While still in the service, he met Mary Andonian, who also was from Lawrence, at a dance in Haverhill. “They were both in uniform. She was in the Navy and he was in the Army, and he walked over and asked her to dance,” their niece Elaine Sarkisian said. “And they both had to ask their families if they could date one another.”
They married in 1949. “It really touched our hearts when they retold their love story,” Elaine said.
After the war, Mr. Sarkisian was a commercial advertising illustrator in New York City and spent hours at the New York Public Library reading up on music from China, Japan, the Middle East, and Central and Southeast Asia. As a child, he had learned Turkish, Armenian, and French, and he soon added Farsi and some Arabic.
Music essays he published caught the eye of Irving Fogel, who ran Tempo Records in California, which acquired original field recordings for use as background music by movie studios. Because of Mr. Sarkisian’s understanding of music and facility with languages, Fogel hired him and trained him as an audio engineer.
Mr. Sarkisian and his wife flew to Los Angeles and moved into Fogel’s European-style castle in Beverly Hills, where Walt Disney was a regular guest. Mr. Sarkisian worked on background music for “The African Queen” and several Tarzan films.
In 1950, Fogel sent the couple to help radio stations in Afghanistan, Pakistan, and Bangladesh. Upon arriving in Afghanistan, Mr. Sarkisian, a jolly, easygoing man, became friends with Zahir Shah, the king, who insisted that the couple extend their eight-month stay to 3½ years. They traveled the country with a massive reel-to-reel tape recorder, sleeping in pup tents in the mountains and conversing with villagers in their native tongues.
“One morning, in the snow, I got out of my hut and there was a whole group of horsemen there,” Mr. Sarkisian told the Library of Congress. He walked up to one of them. “I gave him a good ole American handshake. Another horseman pulled out a lute. He said, ‘I heard you were interested in our music.’ So I spent the whole night with that leader. We drank a whole bottle of vodka. He asked about my American family. I asked about his family. And that became my whole mission in my life — making friends.”
In 1959, Tempo Records sent Mr. Sarkisian to West Africa to record in Ghana, Guinea, Ivory Coast, and Liberia. After taking the VOA job, the Sarkisians moved to Washington, D.C. In 1965, “Music Time in Africa” began airing.
Mr. Sarkisian continued to travel, though, recording hundreds of hours of traditional and contemporary music in African countries for the program, which ran once or twice a week. He retired in 2012, and the show continues today with Heather Maxwell as host.

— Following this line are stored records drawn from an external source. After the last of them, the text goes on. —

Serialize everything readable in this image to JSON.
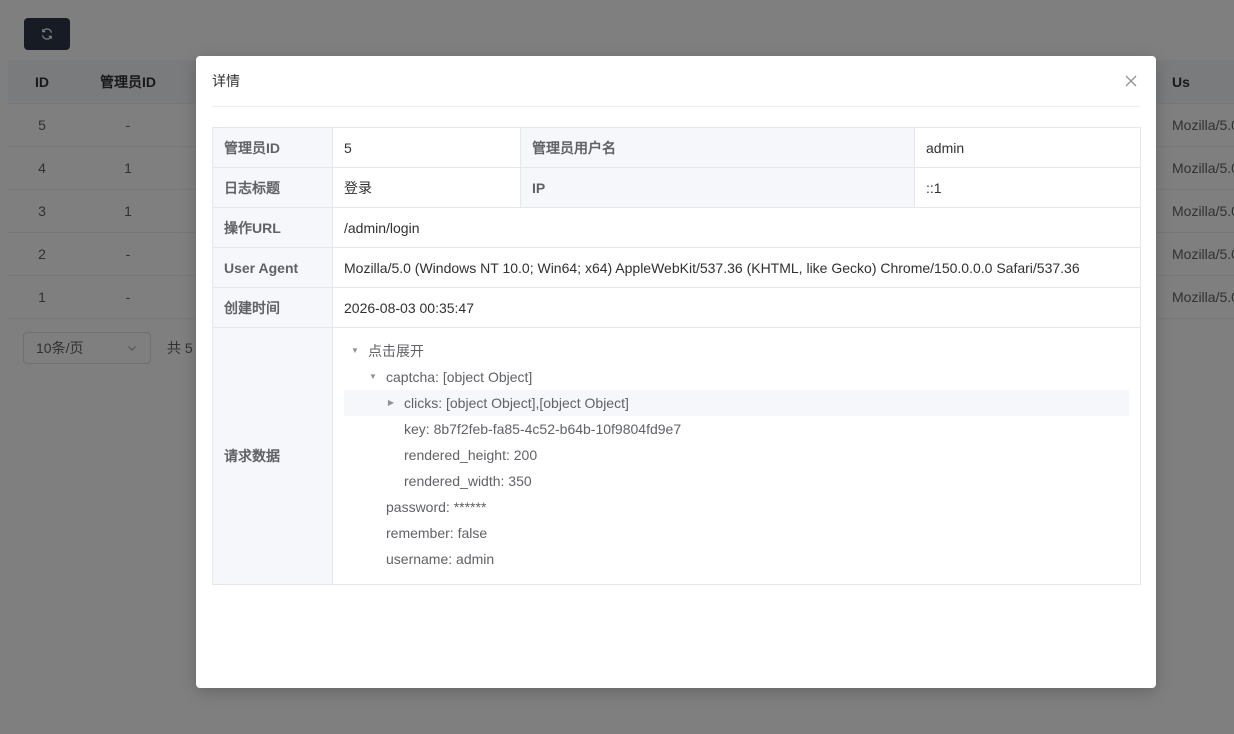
{
  "background": {
    "refresh_icon": "refresh-icon",
    "table_headers": {
      "id": "ID",
      "admin_id": "管理员ID",
      "user_agent": "Us"
    },
    "rows": [
      {
        "id": "5",
        "admin_id": "-",
        "user_agent": "Mozilla/5.0"
      },
      {
        "id": "4",
        "admin_id": "1",
        "user_agent": "Mozilla/5.0"
      },
      {
        "id": "3",
        "admin_id": "1",
        "user_agent": "Mozilla/5.0"
      },
      {
        "id": "2",
        "admin_id": "-",
        "user_agent": "Mozilla/5.0"
      },
      {
        "id": "1",
        "admin_id": "-",
        "user_agent": "Mozilla/5.0"
      }
    ],
    "pager": {
      "page_size": "10条/页",
      "total": "共 5"
    }
  },
  "dialog": {
    "title": "详情",
    "close_icon": "close-icon",
    "fields": {
      "admin_id_label": "管理员ID",
      "admin_id": "5",
      "admin_username_label": "管理员用户名",
      "admin_username": "admin",
      "title_label": "日志标题",
      "title": "登录",
      "ip_label": "IP",
      "ip": "::1",
      "url_label": "操作URL",
      "url": "/admin/login",
      "ua_label": "User Agent",
      "ua": "Mozilla/5.0 (Windows NT 10.0; Win64; x64) AppleWebKit/537.36 (KHTML, like Gecko) Chrome/150.0.0.0 Safari/537.36",
      "created_label": "创建时间",
      "created": "2026-08-03 00:35:47",
      "request_label": "请求数据"
    },
    "tree": {
      "root": "点击展开",
      "captcha": "captcha: [object Object]",
      "clicks": "clicks: [object Object],[object Object]",
      "key": "key: 8b7f2feb-fa85-4c52-b64b-10f9804fd9e7",
      "rendered_height": "rendered_height: 200",
      "rendered_width": "rendered_width: 350",
      "password": "password: ******",
      "remember": "remember: false",
      "username": "username: admin"
    }
  }
}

“I feel as if I’m just beginning,” Mr. Sarkisian said in a VOA interview that year.
The Sarkisians lived in Maryland until moving to Tewksbury.
In addition to his wife, of Bedford, N.H., Mr. Sarkisian leaves a sister, Roxy Yessaian of Tewksbury.
A requiem memorial service will be held at 10:30 a.m. July 15 in St. Gregory Armenian Apostolic Church in North Andover.
“Art and music — what finer passion can I have? It’s been my entire life, from childhood right up through today, and maybe into the future,” Mr. Sarkisian told the VOA upon retiring in 2012. “I’ll still be doing my art, and I’ll be dancing with my music.”Material from The Washington Post was used in this obituary. Bryan Marquard of the Globe staff contributed to this report. He can be reached at firstname.lastname@example.org.